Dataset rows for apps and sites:
★ ★ ★ ★ ★

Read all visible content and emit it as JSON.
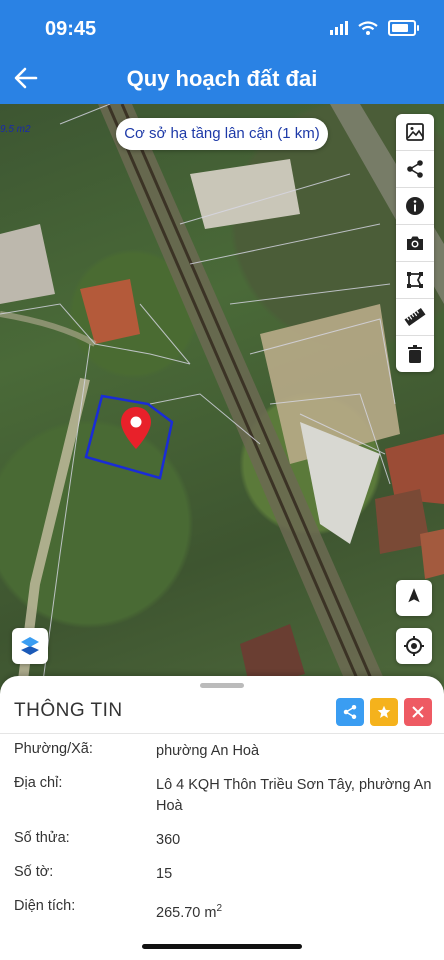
{
  "status": {
    "time": "09:45",
    "battery_level": 0.8
  },
  "header": {
    "title": "Quy hoạch đất đai",
    "back_icon": "arrow-left-icon"
  },
  "map": {
    "scale_label": "9.5 m2",
    "nearby_chip": "Cơ sở hạ tầng lân cận (1 km)",
    "tools": [
      "image-icon",
      "share-icon",
      "info-icon",
      "camera-icon",
      "polygon-select-icon",
      "ruler-icon",
      "trash-icon"
    ],
    "marker_icon": "map-pin-icon",
    "colors": {
      "marker": "#e8212a",
      "parcel_outline": "#1a2cd6"
    }
  },
  "info_panel": {
    "title": "THÔNG TIN",
    "buttons": [
      "share-icon",
      "star-icon",
      "close-icon"
    ],
    "button_colors": [
      "#3a9df2",
      "#f5b21c",
      "#ee5a63"
    ],
    "rows": [
      {
        "label": "Phường/Xã:",
        "value": "phường An Hoà"
      },
      {
        "label": "Địa chỉ:",
        "value": "Lô 4 KQH Thôn Triều Sơn Tây, phường An Hoà"
      },
      {
        "label": "Số thửa:",
        "value": "360"
      },
      {
        "label": "Số tờ:",
        "value": "15"
      },
      {
        "label": "Diện tích:",
        "value": "265.70 m",
        "unit_sup": "2"
      }
    ]
  }
}
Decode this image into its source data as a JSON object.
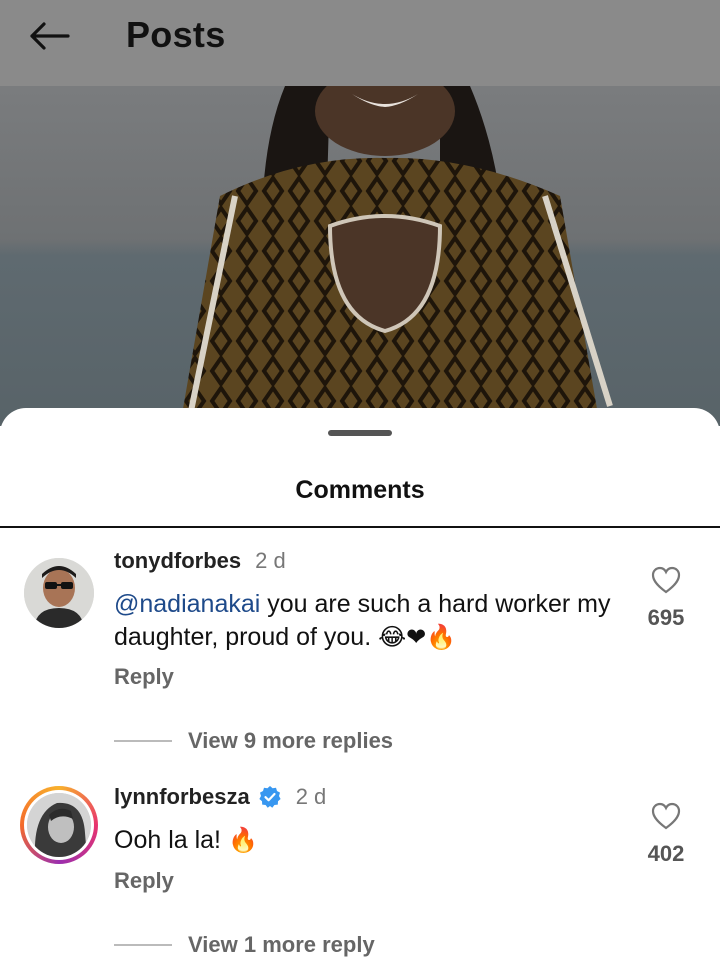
{
  "header": {
    "title": "Posts",
    "back_icon": "arrow-left-icon"
  },
  "sheet": {
    "title": "Comments"
  },
  "comments": [
    {
      "username": "tonydforbes",
      "time": "2 d",
      "mention": "@nadianakai",
      "text": " you are such a hard worker my daughter, proud of you. ",
      "emojis": "😂❤🔥",
      "reply_label": "Reply",
      "likes": "695",
      "view_replies": "View 9 more replies",
      "verified": false
    },
    {
      "username": "lynnforbesza",
      "time": "2 d",
      "mention": "",
      "text": "Ooh la la! ",
      "emojis": "🔥",
      "reply_label": "Reply",
      "likes": "402",
      "view_replies": "View 1 more reply",
      "verified": true
    }
  ],
  "colors": {
    "header_bg": "#8a8a8a",
    "mention": "#1e4a8a",
    "verified": "#3897f0"
  }
}
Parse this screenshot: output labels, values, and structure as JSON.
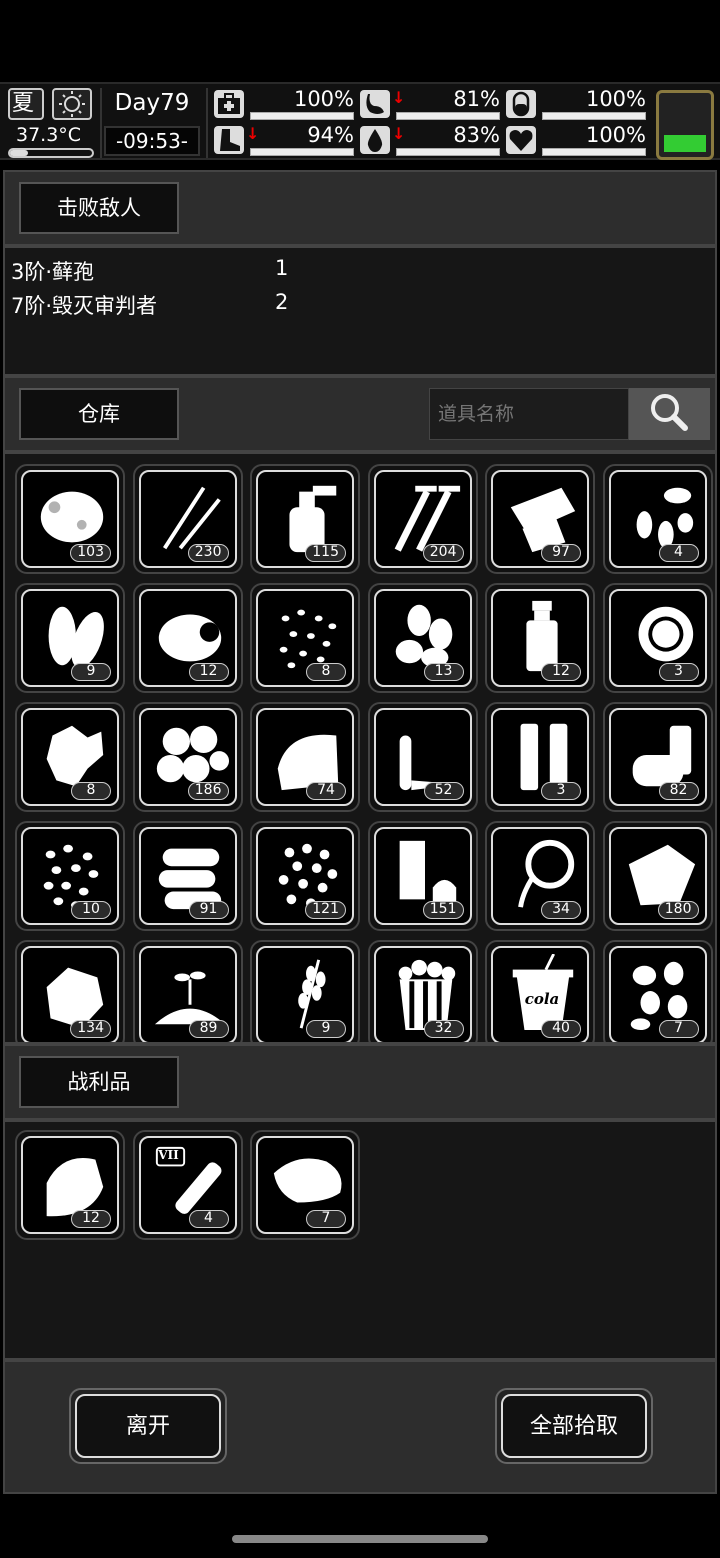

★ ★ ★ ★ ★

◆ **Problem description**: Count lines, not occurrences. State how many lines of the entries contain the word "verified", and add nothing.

◆ **Response area**: 3